Intraoperative Complications[edit | edit source]

Poor graft centration
Irregular trephination
Damage to the lens
Damage to the donor tissue
Choroidal hemorrhage and effusion
Incarceration of iris tissue in the wound
Vitreous in the anterior chamber

Postoperative Complications[edit | edit source]

Wound leak
Primary Endothelial failure
Persistent epithelial defect
Microbial Keratitis
Late failure
Recurrence of primary disease

Corneal Graft Rejection[edit | edit source]

A   Symptoms
Decreased vision, pain, redness and photophobia after a corneal transplant
B   Signs
Keratic precipitates or a white line on the corneal endothelium
Stromal edema or infiltrates
Subepithelial or epithelial edema
Conjunctival injection
Anterior chamber cells or flare
C    Differential Diagnosis
Increased intraocular pressure
Suture abscess
Corneal infection
Recurrent disease in the graft (Herpetic or corneal dystrophy)
D   Treatment
Start a topical steroid, such as prednisolone acetate 1% q 1hr immediately. Use a cycloplegic agent. Systemic steroids (prednisone 40-80 mg daily) should be considered in cases that do not respond to topical steroids and in recurrent rejection episodes. [1]

Additional Resources[edit | edit source] ( American Academy of Ophthalmology)

References [edit | edit source]

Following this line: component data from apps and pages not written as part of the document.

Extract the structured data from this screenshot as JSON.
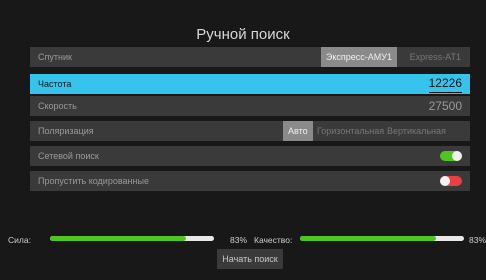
{
  "title": "Ручной поиск",
  "rows": {
    "satellite": {
      "label": "Спутник",
      "options": [
        "Экспресс-АМУ1",
        "Express-AT1"
      ],
      "selected": "Экспресс-АМУ1"
    },
    "frequency": {
      "label": "Частота",
      "value": "12226"
    },
    "symbol_rate": {
      "label": "Скорость",
      "value": "27500"
    },
    "polarization": {
      "label": "Поляризация",
      "options": [
        "Авто",
        "Горизонтальная",
        "Вертикальная"
      ],
      "selected": "Авто"
    },
    "network_search": {
      "label": "Сетевой поиск",
      "enabled": true
    },
    "skip_encrypted": {
      "label": "Пропустить кодированные",
      "enabled": false
    }
  },
  "signal": {
    "strength_label": "Сила:",
    "strength_value": "83%",
    "strength_fraction": 0.83,
    "quality_label": "Качество:",
    "quality_value": "83%",
    "quality_fraction": 0.83
  },
  "start_button": "Начать поиск",
  "colors": {
    "accent": "#37c4ec",
    "toggle_on": "#4fc51e",
    "toggle_off": "#e84141",
    "meter_fill": "#4fc51e"
  }
}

H.E., Barron, L., McDonald, M.B., eds., The Cornea, 2d ed., 1996
External Disease and Cornea, Section 8. Basic and Clinical Science Course, AAO, 2006.
  1. The Wills Eye Manual, 4th Edition. Kunimoto, Kanitkar, & Makar. Lippincott, 2004.